Component data from apps and pages.
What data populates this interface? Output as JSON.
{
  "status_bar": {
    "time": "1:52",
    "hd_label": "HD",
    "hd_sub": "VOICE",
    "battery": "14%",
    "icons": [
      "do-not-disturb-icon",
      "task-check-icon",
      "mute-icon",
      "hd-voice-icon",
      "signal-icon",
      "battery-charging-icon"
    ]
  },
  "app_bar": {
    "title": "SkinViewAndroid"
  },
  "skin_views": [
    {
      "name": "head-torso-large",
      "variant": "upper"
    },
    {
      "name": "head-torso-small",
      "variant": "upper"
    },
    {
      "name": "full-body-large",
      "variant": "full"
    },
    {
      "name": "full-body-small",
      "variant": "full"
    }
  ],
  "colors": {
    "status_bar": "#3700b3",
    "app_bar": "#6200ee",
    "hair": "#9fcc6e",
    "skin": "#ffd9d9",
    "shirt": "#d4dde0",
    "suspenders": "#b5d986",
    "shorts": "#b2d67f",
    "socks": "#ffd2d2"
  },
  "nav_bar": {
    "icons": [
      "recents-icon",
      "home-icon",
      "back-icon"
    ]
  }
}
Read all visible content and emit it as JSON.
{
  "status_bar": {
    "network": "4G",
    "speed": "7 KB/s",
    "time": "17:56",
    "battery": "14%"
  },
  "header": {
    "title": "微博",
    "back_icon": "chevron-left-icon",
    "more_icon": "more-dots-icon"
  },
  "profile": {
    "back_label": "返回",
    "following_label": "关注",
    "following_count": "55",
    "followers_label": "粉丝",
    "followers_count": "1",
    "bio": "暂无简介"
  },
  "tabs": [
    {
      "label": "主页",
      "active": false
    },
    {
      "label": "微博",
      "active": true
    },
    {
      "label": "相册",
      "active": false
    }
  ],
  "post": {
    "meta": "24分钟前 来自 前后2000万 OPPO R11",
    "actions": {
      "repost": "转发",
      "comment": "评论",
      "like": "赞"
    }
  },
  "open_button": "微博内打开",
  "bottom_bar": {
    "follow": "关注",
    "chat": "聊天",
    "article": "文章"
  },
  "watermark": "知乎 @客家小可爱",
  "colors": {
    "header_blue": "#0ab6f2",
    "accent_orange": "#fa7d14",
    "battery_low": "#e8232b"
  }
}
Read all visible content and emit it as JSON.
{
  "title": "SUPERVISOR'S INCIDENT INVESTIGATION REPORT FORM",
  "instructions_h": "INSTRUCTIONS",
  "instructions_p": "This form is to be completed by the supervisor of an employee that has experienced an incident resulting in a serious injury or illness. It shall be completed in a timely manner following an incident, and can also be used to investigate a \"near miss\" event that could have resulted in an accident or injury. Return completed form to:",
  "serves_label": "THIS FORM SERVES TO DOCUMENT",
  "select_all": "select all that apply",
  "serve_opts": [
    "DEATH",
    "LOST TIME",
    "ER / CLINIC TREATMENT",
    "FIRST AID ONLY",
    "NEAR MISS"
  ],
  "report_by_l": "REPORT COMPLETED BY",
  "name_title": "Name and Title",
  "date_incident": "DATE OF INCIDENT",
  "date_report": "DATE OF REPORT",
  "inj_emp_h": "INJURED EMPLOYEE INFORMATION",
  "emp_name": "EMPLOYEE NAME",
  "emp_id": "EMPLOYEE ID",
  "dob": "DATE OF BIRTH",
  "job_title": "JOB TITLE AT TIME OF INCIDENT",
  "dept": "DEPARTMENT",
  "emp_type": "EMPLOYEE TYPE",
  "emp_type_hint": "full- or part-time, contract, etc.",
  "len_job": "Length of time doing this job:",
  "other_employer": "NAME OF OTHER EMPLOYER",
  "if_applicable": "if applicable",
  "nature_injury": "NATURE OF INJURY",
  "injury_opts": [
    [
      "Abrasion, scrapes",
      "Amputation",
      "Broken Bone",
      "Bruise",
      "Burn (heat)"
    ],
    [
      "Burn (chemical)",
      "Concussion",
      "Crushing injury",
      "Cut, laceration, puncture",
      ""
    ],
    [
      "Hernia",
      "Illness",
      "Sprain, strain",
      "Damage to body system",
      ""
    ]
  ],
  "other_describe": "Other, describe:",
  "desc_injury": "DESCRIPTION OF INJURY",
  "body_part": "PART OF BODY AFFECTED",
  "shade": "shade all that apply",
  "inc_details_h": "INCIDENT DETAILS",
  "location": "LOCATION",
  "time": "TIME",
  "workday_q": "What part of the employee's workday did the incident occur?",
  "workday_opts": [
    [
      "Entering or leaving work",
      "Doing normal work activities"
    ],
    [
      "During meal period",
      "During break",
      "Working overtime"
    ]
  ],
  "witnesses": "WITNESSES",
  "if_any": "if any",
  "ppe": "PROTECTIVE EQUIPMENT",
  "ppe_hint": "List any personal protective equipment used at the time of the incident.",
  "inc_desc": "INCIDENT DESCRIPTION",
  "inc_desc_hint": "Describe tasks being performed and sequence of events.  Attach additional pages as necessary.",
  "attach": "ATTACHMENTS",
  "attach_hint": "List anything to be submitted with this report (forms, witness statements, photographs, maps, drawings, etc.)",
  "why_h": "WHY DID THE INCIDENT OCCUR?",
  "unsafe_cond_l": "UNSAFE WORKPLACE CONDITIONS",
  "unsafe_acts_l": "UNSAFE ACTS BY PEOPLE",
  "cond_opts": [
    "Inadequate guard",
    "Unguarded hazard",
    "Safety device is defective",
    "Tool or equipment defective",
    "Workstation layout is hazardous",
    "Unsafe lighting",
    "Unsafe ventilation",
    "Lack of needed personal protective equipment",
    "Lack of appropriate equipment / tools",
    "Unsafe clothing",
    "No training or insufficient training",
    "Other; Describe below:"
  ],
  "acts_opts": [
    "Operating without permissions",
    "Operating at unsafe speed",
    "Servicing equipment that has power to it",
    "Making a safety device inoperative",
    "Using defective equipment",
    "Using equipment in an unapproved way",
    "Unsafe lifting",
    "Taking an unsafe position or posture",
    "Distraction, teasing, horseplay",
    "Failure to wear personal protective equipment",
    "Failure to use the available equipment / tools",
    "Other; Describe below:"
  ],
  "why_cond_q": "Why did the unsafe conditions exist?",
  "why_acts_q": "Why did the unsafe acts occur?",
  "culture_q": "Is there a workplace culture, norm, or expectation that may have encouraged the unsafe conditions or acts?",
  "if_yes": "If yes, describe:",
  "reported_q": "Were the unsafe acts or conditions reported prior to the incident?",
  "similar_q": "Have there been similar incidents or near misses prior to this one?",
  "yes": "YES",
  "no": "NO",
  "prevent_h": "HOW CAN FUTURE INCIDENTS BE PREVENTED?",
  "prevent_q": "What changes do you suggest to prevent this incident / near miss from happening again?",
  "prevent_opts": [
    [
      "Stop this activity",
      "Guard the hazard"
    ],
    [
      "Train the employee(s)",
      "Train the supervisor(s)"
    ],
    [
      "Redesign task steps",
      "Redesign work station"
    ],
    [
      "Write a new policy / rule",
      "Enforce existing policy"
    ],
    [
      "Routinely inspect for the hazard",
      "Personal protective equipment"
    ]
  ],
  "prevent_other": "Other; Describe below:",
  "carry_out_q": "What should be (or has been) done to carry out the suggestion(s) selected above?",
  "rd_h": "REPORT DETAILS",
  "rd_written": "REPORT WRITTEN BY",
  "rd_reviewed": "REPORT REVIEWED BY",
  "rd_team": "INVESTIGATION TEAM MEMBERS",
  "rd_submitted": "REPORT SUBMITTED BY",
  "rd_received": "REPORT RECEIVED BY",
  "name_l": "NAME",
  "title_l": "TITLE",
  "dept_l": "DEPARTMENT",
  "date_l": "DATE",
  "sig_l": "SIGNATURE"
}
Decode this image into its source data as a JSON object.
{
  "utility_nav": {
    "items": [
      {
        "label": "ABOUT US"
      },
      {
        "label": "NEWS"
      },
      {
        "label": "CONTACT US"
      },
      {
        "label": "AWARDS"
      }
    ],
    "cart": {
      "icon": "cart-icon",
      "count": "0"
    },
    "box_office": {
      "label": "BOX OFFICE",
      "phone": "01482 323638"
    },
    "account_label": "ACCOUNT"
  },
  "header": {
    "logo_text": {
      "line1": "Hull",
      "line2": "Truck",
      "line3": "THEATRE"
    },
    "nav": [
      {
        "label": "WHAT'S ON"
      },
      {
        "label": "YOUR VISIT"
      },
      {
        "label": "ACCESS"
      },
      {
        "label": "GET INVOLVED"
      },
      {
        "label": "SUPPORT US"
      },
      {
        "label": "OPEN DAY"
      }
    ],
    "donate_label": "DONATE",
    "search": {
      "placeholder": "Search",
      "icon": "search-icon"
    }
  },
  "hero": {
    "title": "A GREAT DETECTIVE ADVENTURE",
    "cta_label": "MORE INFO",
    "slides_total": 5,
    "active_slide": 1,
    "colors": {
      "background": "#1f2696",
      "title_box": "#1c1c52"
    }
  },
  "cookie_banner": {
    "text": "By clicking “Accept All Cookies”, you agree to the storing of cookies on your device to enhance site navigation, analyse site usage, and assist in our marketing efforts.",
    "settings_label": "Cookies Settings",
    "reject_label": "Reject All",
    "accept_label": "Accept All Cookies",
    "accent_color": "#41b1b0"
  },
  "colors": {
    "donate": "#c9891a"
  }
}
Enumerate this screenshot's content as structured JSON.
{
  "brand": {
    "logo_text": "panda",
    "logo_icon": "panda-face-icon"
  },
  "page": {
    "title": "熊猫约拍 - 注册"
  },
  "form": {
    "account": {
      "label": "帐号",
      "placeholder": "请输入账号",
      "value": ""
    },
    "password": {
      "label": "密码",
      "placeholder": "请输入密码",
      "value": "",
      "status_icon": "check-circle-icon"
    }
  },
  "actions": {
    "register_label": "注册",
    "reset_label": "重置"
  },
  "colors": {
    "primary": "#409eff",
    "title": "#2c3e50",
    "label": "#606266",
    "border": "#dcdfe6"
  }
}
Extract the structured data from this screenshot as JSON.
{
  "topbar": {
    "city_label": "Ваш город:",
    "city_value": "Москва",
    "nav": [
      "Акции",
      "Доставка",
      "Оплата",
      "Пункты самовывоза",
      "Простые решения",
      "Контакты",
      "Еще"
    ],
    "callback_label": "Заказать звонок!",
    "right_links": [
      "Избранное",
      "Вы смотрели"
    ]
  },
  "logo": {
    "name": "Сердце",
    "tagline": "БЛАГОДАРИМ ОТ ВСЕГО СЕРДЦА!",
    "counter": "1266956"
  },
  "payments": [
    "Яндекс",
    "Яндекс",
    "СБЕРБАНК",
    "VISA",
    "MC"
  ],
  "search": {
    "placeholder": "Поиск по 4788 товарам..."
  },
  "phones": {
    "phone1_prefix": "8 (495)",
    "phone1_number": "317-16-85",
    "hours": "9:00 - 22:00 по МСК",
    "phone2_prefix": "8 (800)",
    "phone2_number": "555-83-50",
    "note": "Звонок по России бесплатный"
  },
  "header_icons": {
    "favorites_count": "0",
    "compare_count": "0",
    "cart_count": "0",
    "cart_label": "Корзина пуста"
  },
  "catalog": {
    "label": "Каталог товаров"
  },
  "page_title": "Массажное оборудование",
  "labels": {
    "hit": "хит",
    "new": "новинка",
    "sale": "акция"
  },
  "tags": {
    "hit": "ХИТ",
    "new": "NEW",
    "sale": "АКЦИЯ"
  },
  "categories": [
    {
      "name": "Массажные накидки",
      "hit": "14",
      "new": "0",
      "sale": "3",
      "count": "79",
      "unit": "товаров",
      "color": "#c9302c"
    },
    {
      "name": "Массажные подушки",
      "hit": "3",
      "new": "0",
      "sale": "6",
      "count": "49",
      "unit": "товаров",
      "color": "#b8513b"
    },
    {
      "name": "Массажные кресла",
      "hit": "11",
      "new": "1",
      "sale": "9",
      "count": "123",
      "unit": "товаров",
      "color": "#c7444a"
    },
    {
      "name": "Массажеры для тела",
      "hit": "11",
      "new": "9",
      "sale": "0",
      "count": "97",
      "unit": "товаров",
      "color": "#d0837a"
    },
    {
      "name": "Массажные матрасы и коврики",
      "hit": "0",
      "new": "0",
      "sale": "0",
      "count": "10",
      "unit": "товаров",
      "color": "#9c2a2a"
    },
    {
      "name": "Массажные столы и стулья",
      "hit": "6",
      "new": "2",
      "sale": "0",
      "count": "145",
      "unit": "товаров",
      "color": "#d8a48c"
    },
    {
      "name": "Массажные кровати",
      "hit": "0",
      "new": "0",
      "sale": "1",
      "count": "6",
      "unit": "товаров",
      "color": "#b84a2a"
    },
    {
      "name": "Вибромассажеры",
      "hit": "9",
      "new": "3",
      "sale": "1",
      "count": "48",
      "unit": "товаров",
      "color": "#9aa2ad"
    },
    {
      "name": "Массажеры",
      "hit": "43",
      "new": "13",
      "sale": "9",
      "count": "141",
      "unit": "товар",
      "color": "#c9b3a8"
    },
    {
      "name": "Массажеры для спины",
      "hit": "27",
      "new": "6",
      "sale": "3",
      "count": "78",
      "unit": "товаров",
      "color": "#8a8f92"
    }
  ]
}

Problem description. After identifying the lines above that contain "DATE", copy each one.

Written response.
  "date_incident": "DATE OF INCIDENT",
  "date_report": "DATE OF REPORT",
  "dob": "DATE OF BIRTH",
  "date_l": "DATE",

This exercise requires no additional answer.